As it stands, the two main frontrunners in the general election are the Conservative party and the Labour party, both of which may well have to rely on other political parties if they fail to reach a majority.

The Conservative Party – Focus on First-Time Buyers
As the party already in power in the UK, should the Conservatives win the vote then the biggest effect on the property market will almost certainly be the break from Europe which Boris Johnson has been working towards since taking over as Prime Minister. For months, many have been predicting a flood of property transactions as soon as Brexit is agreed thanks to the people who have been waiting to buy or sell simply due to the political uncertainty – with Brexit completed, transactions should increase in the property market.
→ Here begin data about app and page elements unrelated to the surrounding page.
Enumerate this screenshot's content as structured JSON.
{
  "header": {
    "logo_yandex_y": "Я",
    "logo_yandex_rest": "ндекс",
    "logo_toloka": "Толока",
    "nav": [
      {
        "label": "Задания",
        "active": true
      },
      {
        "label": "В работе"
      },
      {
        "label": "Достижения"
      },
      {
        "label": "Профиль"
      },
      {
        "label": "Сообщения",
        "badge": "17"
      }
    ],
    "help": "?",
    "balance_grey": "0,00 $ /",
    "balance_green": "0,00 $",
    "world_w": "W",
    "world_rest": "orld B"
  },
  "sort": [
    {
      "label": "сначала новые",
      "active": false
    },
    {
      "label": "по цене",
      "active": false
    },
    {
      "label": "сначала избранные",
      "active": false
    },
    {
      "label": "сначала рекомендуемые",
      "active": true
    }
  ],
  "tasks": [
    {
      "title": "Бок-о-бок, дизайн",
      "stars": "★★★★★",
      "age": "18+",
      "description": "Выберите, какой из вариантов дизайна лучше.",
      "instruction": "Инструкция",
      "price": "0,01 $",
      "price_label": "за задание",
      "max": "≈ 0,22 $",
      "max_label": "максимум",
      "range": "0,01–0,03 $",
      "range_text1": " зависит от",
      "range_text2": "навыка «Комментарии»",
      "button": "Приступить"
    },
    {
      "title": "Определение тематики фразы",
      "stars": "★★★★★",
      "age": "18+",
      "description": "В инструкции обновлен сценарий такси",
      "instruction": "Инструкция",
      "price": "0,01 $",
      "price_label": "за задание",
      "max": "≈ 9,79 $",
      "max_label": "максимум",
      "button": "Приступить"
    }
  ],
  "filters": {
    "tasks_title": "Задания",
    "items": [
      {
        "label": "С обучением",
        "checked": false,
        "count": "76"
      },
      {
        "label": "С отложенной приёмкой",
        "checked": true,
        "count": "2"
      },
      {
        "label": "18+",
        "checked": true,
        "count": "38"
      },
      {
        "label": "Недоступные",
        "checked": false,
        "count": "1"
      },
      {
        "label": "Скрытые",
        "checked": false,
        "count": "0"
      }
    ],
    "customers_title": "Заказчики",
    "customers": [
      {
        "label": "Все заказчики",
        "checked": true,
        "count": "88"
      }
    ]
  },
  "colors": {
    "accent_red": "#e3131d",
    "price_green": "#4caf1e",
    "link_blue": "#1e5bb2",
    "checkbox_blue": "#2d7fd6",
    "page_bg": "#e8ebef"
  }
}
Further to Brexit, the Conservatives have pledged to create up to 100,000 new starter homes with a 20% discount for first-time buyers under 40 years of age in order to continue with the momentum that has been seen over the last two years amongst this group. They will maintain the Right to Buy scheme which will continue to see the number of council owned properties declining, and the rental market fluid.

This should come with a note of caution, however, given that Whitehall’s spending watchdog recently discovered that the party has failed to build any of the 200,000 starter homes promised in 2015’s party manifesto.

The Labour Party – Mansion Tax
Labour have plans to shake up the property market on a bigger scale, and this is no more evident than with their proposed Mansion Tax where property owners whose homes are worth more than £2m would face an annual charge, based on the value of the property. In line with this, those who own second homes would pay higher rates of tax, as well as those who own properties which are empty or owned by non-residents of the UK.

In terms of first-time buyers, Labour have pledged to build 200,000 homes a year in order to keep the market fluid and meet the demands of an ever-increasing population who have recently faced under-supply